In the Charco Azul de La Palma there is parking, a kiosk and toilets, which added to the care of the environment and its accessibility have earned it international awards, such as the Ecoplayas flag.
A unique way to enjoy the sea
In the north of Tenerife are the most popular natural pools on the island. In La Guancha, the Charco de la Laja, a stone’s throw from San Juan de la Rambla, is very easily accessible. Nearby, along the Icod de los Vinos road, is the spectacular Charco del Viento, with several bathing areas. It is one of the natural pools with the best access on the islands, and its views, with Mount Teide as the protagonist, make it very popular throughout the year, as well as being very popular among snorkelers.
Other natural pools in Tenerife that should not be missed are those of Bajamar, in La Laguna, with all the services and adorned, deservedly, with a blue flag, and those of El Caletón, in the beautiful town of Garachico. They were born with the eruption of Trevejo at the beginning of the 18th century, and they have walkways, steps and diving spots and unforgettable views of the La Culata cliffs.
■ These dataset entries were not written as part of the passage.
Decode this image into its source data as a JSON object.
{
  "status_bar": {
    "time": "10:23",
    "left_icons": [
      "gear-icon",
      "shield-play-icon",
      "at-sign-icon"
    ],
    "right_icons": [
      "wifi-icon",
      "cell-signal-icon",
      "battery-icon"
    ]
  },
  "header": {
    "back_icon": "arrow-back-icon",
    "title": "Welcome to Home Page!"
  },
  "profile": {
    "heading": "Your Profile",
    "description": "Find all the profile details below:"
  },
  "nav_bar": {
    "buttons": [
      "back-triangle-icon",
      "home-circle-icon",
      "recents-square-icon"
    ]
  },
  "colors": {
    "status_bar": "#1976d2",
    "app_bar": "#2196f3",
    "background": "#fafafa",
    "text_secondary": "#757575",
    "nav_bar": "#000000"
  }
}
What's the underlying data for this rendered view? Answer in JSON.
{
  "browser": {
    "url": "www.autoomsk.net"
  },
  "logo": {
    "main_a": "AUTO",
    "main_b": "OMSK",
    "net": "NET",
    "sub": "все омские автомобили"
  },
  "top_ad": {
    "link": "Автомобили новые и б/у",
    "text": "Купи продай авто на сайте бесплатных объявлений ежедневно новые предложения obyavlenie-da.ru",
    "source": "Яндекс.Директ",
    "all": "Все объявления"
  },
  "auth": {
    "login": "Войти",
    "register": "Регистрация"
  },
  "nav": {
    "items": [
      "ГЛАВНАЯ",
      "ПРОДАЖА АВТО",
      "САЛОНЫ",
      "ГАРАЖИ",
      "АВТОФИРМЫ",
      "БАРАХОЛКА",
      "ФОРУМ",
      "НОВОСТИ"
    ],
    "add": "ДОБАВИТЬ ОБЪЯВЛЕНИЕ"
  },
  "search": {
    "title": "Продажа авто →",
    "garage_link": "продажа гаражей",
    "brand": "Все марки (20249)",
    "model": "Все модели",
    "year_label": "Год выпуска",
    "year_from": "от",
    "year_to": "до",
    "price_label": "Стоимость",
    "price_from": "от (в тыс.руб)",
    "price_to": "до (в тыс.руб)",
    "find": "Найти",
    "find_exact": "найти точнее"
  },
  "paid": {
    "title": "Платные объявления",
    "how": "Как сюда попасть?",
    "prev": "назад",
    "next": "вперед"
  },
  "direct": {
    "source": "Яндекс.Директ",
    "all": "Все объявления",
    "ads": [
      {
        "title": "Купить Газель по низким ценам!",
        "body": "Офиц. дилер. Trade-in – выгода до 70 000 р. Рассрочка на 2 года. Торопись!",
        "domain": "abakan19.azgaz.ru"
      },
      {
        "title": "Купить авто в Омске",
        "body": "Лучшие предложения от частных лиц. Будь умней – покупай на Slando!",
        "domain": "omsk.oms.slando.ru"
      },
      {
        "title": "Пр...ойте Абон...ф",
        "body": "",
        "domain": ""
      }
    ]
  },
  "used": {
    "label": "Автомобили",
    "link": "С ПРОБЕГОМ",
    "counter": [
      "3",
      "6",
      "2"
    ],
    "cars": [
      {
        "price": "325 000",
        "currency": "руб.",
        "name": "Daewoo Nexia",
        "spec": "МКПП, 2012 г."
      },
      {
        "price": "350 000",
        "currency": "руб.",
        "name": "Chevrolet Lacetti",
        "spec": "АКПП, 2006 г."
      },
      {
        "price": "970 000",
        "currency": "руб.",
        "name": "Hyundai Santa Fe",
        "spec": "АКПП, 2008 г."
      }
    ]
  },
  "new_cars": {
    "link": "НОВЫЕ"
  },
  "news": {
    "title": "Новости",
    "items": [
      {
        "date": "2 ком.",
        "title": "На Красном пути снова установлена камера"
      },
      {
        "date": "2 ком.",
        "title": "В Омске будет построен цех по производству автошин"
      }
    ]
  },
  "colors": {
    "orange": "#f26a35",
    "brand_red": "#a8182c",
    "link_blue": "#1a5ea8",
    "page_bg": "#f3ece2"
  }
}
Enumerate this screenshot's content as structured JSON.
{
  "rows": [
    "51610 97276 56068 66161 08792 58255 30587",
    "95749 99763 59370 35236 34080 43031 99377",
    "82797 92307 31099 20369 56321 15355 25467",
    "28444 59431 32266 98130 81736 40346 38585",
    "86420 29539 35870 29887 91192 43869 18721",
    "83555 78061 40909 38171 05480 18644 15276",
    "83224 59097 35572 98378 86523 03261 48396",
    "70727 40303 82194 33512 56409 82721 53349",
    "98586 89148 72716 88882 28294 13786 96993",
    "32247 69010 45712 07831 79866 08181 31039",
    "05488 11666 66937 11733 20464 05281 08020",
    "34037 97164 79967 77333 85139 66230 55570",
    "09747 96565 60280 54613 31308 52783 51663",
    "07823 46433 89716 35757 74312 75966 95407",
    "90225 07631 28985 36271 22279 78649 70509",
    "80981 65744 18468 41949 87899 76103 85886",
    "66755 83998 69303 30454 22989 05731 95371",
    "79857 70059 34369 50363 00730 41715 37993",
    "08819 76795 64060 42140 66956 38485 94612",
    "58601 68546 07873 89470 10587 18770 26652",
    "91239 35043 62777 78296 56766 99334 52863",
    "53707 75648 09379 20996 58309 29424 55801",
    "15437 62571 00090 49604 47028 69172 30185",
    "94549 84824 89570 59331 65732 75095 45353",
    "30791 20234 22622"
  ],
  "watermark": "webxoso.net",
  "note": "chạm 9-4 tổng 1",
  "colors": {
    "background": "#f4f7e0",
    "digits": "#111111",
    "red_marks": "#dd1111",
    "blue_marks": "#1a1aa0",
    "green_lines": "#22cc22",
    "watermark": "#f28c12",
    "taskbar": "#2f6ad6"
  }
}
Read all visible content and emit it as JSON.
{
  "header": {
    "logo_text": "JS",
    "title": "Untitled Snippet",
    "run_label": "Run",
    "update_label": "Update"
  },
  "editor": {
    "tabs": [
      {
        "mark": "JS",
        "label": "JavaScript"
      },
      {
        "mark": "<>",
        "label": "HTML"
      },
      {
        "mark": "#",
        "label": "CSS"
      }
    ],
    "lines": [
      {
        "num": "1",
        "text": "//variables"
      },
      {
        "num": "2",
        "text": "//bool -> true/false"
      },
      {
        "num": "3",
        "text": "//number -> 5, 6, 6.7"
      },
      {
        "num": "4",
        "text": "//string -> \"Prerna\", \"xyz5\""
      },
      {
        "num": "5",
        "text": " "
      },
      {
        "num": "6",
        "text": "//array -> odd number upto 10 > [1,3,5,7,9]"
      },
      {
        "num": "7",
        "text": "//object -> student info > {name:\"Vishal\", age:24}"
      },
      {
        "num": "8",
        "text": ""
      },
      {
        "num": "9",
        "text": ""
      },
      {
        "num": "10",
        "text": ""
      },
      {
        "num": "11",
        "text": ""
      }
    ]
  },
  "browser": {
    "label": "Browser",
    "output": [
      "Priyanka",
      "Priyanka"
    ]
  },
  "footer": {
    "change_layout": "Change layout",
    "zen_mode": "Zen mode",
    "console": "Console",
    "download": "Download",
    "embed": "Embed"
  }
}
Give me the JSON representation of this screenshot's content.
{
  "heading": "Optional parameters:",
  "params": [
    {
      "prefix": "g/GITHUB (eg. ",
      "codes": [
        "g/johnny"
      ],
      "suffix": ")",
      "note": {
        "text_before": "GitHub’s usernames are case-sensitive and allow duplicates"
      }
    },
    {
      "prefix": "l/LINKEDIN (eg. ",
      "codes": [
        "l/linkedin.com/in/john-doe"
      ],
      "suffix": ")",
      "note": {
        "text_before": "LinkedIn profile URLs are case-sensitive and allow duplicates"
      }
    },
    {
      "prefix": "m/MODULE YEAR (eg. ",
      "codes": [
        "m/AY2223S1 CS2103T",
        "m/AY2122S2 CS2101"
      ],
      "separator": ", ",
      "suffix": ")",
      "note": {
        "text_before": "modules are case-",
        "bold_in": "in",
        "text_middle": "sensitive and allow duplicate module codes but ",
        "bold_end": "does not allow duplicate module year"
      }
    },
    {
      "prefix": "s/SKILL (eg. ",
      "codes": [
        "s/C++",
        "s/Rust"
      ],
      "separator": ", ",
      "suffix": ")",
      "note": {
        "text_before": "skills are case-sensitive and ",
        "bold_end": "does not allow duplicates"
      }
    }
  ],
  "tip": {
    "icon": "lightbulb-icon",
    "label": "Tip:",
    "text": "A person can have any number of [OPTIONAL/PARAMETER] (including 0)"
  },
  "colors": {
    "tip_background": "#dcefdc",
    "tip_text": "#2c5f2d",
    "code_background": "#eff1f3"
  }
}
rough sea pools
To take a dip in a natural pool in Gran Canaria, it is best to go to El Agujero, in Gáldar, or to the spectacular Roque Prieto, in Santa María de la Guía, in a section where the sea usually breaks fiercely and, in those days, it demands the attention of bathers. In the north of the island are the three pools of the Salinas de Agaete, much quieter, ideal for a peaceful bath.
As it could not be less, the volcanic DNA of Lanzarote is also very present in its collection of natural pools. El Charco de San Ginés, which is embedded in the very center of Arrecife, and is one of its most recognizable places in the capital of the island, must be noted on the agenda; Los Charcones, very close to Playa Blanca, which extend for almost two kilometers of coastline, creating natural pools of changing shapes, and those of Punta Mujeres, in the northeast of the island, flanked by the beautiful white houses of the town.
In Fuerteventura, the enormous Laguna de Playa Barca, in Pájara, very close to Costa Calma, is one of the best beaches on the island. Its waters are shallow ⎯barely 40 centimeters⎯, making it ideal for long walks.
Even the smallest of the Canary Islands have wonderful natural pools. In La Graciosa, the low tide reveals several volcanic pools in some stretches of the coast that not even the most advanced navigators know how to geolocate. And in La Gomera are the pools of Hermigua, in a privileged enclave: to the beauty of the valley that the pools have behind them and the infinite ocean that bathes them, is added the resounding image of four columns of mythological airs that break into a thousand shades at sunset. They are the columns of the old davit of Hermigua, the structures that the Gomerans used, until well into the last century, to load and unload the feluccas (boats) that reached the coast. Ingenious architecture that tells us about the past and that frames, in the most curious way, the relaxing bath in salt water in one of the most beautiful places in the Canary Islands.